En EspaŅol
Share

Ask Mr. Smarty Plants

Mr. Smarty Plants - Insects on hybrid 'Ann' magnolia in Morrow OH

Ask Mr. Smarty Plants is a free service provided by the staff and volunteers at the Lady Bird Johnson Wildflower Center.

Search Smarty Plants
    
 
See a list of all Smarty Plants questions
Can't find the answer in our existing FAQs, submit a question to Mr. Smarty Plants.

Need help with plant identification, visit the plant identification page.
 
rate this answer
Not Yet Rated

Thursday - June 17, 2010

From: Morrow, OH
Region: Mid-Atlantic
Topic: Non-Natives, Diseases and Disorders
Title: Insects on hybrid 'Ann' magnolia in Morrow OH
Answered by: Barbara Medford

QUESTION:

I have an Ann Magnolia. It is covered in all kinds of stinging insects and flies. This has never happened before. Is this a common problem for the tree? What should I do?

ANSWER:

According the U. S. National Arboretum, Magnolia 'Ann' is a hybrid of Magnolia liliflora 'Nigra' x Magnolia stellata 'Rosea'.  M. liliflora is a native of China and M. stellata is a native of Japan, putting it out of our range of expertise, which is plants native not only to North America but to the area in which it is being grown.
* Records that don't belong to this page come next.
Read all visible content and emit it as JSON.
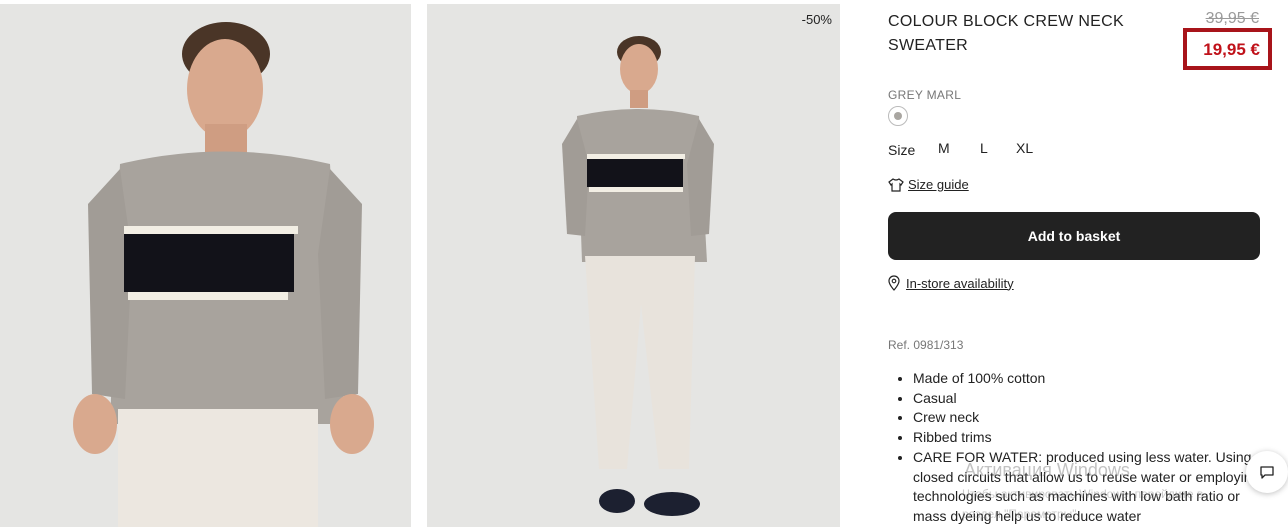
{
  "images": {
    "discount_badge": "-50%"
  },
  "product": {
    "title": "COLOUR BLOCK CREW NECK SWEATER",
    "old_price": "39,95 €",
    "sale_price": "19,95 €",
    "color_name": "GREY MARL",
    "size_label": "Size",
    "sizes": [
      "M",
      "L",
      "XL"
    ],
    "size_guide_label": "Size guide",
    "add_button_label": "Add to basket",
    "instore_label": "In-store availability",
    "reference": "Ref. 0981/313",
    "features": [
      "Made of 100% cotton",
      "Casual",
      "Crew neck",
      "Ribbed trims",
      "CARE FOR WATER: produced using less water. Using closed circuits that allow us to reuse water or employing technologies such as machines with low bath ratio or mass dyeing help us to reduce water"
    ]
  },
  "overlay": {
    "watermark_title": "Активация Windows",
    "watermark_line1": "Чтобы активировать Windows, перейдите в",
    "watermark_line2": "раздел \"Параметры\"."
  },
  "colors": {
    "sale_red": "#c0121a",
    "button_dark": "#222222",
    "image_bg": "#e5e5e3"
  }
}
In this article from the Ohio State University Extension Magnolia Pest Leads to Sticky Situation  we learned about Magnolia Scale. We have extracted a couple of paragraphs for clarity, but you should read the whole article, which gives suggestions for treatment of the scale, to take care of the flying insects problem. 

"Another indication of magnolia scale results from the large quantities of sap sucked from the plant as scales feed. The sap provides a low-protein, high-sugar diet, and in order for the scale to obtain adequate amounts of protein, the insect must ingest excessive amounts of sap. Much of this sap is excreted by the scales, which produces a clear, sticky, sugary substance known as honeydew.

This honeydew coats twigs, leaves and anything under infested branches, including cars and patio furniture. If the honeydew is not removed, a more obvious, unattractive black fungus known as sooty mold begins to grow. This is often the first symptom of infestation that people notice. Yellow jackets, wasps and ants also are good indicators of infestations as they are often attracted to the sweet honeydew on which they feed."

In addition, here is an article from the Penn State Cooperative Extension Woody Ornamentals IPM, with more information on controlling the scale, which causes the sap exudation, which attracts the flying insects you are seeing.  You might also contact the Ohio State University Extension Office for Warren County

 

More Non-Natives Questions

Identification of a tree in Florida with bell-shaped red flowers
November 23, 2012 - A friend in Florida has asked about identification of a tree with a flower none of us have ever seen. It starts with a green pod, then flowers into, what looks to me like a Chinese lantern, or bell. I...
view the full question and answer

Evergreen hedge for constant rain
June 24, 2008 - We live in Washington State up north by Canadian border. We need a hedge that will survive the constant rain. We have tried cedar. They seem to turn brown and die,one at a time so we keep replacing th...
view the full question and answer

How many Bamboo species are native to North Carolina? one
March 27, 2014 - I would like to know how many bamboo plants are native to North Carolina?
view the full question and answer

Transplanting a young lilac
November 05, 2012 - This past spring I planted a hybrid lilac in the ground. The weather here has started to get cold, and much more so at night. Also, the temperatures go from warm to cold and back again as if unsure wh...
view the full question and answer

Will non-native St. Augustine crowd out non-native bermudagrass in Plano TX
June 28, 2011 - I have Bermuda sod via builder, looked great for 3+ years. then had crack house neighbors max weeds for 2+ years. Killing them (the weeds) had a toll on the grass. Now a fifth of the LOSER neighbor...
view the full question and answer

Smarty Plants's Facebook profile Support the Wildflower Center by Donating Online or Becoming a Member today.

Mr. Smarty Plants wants you to be his Facebook friend. Click the Facebook icon to add yourself to Mr. Smarty Plants list of friends.
E-NEWSLETTER | BECOME A MEMBER | DONATE NOW | MEDIA | SITEMAP
© 2014 Lady Bird Johnson Wildflower Center